But the ties between Kushner and Crown Prince Mohammed did not happen on their own. The prince and his advisers, eager to enlist U.S. support for his hawkish policies in the region and for his own consolidation of power, cultivated the relationship with Kushner for more than two years, according to documents, e-mails and text messages reviewed by the New York Times.
A delegation of Saudis close to the prince visited the United States as early as the month Trump was elected, the documents show, and brought back a report identifying Kushner as a crucial focal point in the courtship of the new administration. He brought to the job scant knowledge about the region, a transactional mind-set and an intense focus on reaching a deal with the Palestinians that met Israel’s demands, the delegation noted.
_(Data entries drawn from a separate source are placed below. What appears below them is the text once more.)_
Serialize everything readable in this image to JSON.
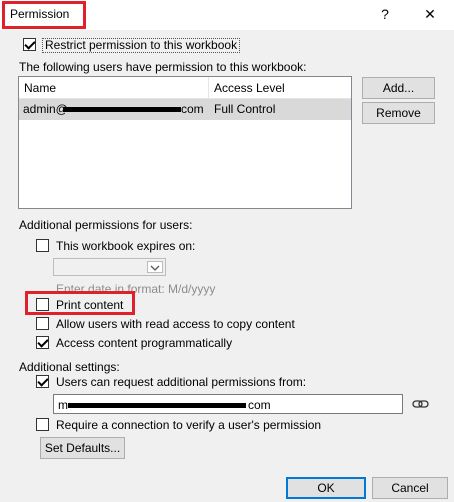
{
  "window": {
    "title": "Permission",
    "help_glyph": "?",
    "close_glyph": "✕"
  },
  "restrict": {
    "label": "Restrict permission to this workbook",
    "checked": true
  },
  "users_section": {
    "label": "The following users have permission to this workbook:",
    "columns": [
      "Name",
      "Access Level"
    ],
    "rows": [
      {
        "name_prefix": "admin@",
        "name_suffix": "com",
        "access": "Full Control"
      }
    ],
    "add_label": "Add...",
    "remove_label": "Remove"
  },
  "additional_permissions": {
    "label": "Additional permissions for users:",
    "expires": {
      "label": "This workbook expires on:",
      "checked": false
    },
    "date_hint": "Enter date in format: M/d/yyyy",
    "print": {
      "label": "Print content",
      "checked": false
    },
    "copy": {
      "label": "Allow users with read access to copy content",
      "checked": false
    },
    "programmatic": {
      "label": "Access content programmatically",
      "checked": true
    }
  },
  "additional_settings": {
    "label": "Additional settings:",
    "request": {
      "label": "Users can request additional permissions from:",
      "checked": true
    },
    "email_prefix": "m",
    "email_suffix": "com",
    "require": {
      "label": "Require a connection to verify a user's permission",
      "checked": false
    },
    "set_defaults_label": "Set Defaults..."
  },
  "footer": {
    "ok_label": "OK",
    "cancel_label": "Cancel"
  },
  "colors": {
    "highlight_red": "#e0202a",
    "accent_blue": "#0078d7"
  }
}
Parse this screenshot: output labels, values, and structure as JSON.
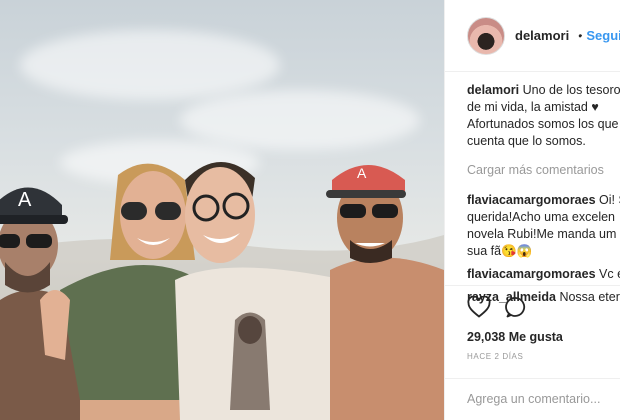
{
  "post": {
    "username": "delamori",
    "follow_label": "Seguir",
    "separator": "•",
    "caption_lines": [
      "Uno de los tesoros",
      "de mi vida, la amistad ♥",
      "Afortunados somos los que",
      "cuenta que lo somos."
    ],
    "load_more": "Cargar más comentarios",
    "comments": [
      {
        "user": "flaviacamargomoraes",
        "lines": [
          "Oi! S",
          "querida!Acho uma excelen",
          "novela Rubi!Me manda um",
          "sua fã😘😱"
        ]
      },
      {
        "user": "flaviacamargomoraes",
        "lines": [
          "Vc é"
        ]
      },
      {
        "user": "rayza_allmeida",
        "lines": [
          "Nossa etern"
        ]
      }
    ],
    "likes": "29,038 Me gusta",
    "time": "HACE 2 DÍAS",
    "add_comment_placeholder": "Agrega un comentario..."
  },
  "icons": {
    "verified": "verified-badge-icon",
    "like": "heart-icon",
    "comment": "comment-bubble-icon"
  },
  "colors": {
    "link": "#3897f0",
    "muted": "#999999",
    "text": "#262626"
  }
}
Even then, before the inauguration, the Saudis were trying to position themselves as essential allies who could help the Trump administration fulfill its campaign pledges. In addition to offering to help resolve the dispute between Israel and the Palestinians, the Saudis offered hundreds of billions of dollars in deals to buy U.S. weapons and invest in U.S. infrastructure. Trump later announced versions of some of these items with great fanfare when he made his first foreign trip: to an Arab-Islamic summit in Riyadh, the Saudi capital. The Saudis had extended that invitation during the delegation’s November 2016 visit.
“The inner circle is predominantly deal-makers who lack familiarity with political customs and deep institutions, and they support Jared Kushner,” the Saudi delegation wrote of the incoming administration in a slide presentation obtained by the Lebanese newspaper Al Akhbar, which provided it to the Times. Several Americans who spoke with the delegation confirmed the slide presentation’s accounts of the discussions.
The courtship of Kushner appears to have worked.
By March, Kushner helped usher Crown Prince Mohammed into a formal lunch with Trump in a state dining room at the White House, capitalizing on a last-minute cancellation by Chancellor Angela Merkel of Germany because of a snowstorm.
“The relationship between Jared Kushner and Mohammed bin Salman constitutes the foundation of the Trump policy not just toward Saudi Arabia but toward the region,” said Martin Indyk, a fellow at the Council on Foreign Relations and a former Middle East envoy. The administration’s reliance on the Saudis in the peace process, its support for the kingdom’s feud with Qatar, a U.S. ally, and its backing of the Saudi-led intervention in Yemen, he said, all grew out of “that bromance.”
Top aides to the prince met with Kushner on a trip to New York in November 2016, after the election.
Within weeks of Trump’s move into the White House, Kushner had embraced the delegation’s proposal for the president to visit Riyadh, according to a person who discussed it with Kushner and a second person familiar with his plans.
By around March 2017, senior officials in the State Department and the Pentagon began to worry about the one-on-one communications between Crown Prince Mohammed — who is known to favor the encrypted online messaging service WhatsApp — and Kushner. “There was a risk the Saudis were playing him,” one former White House official said, speaking on condition of anonymity to discuss internal deliberations.
Few of the Saudi promises have amounted to much. After offering $50 billion in new weapons contracts, the Saudis have signed only letters of interest or intent without any firm deals. After proposing to marshal up to $100 billion in investments in American infrastructure, the Saudis have announced an investment of only $20 billion.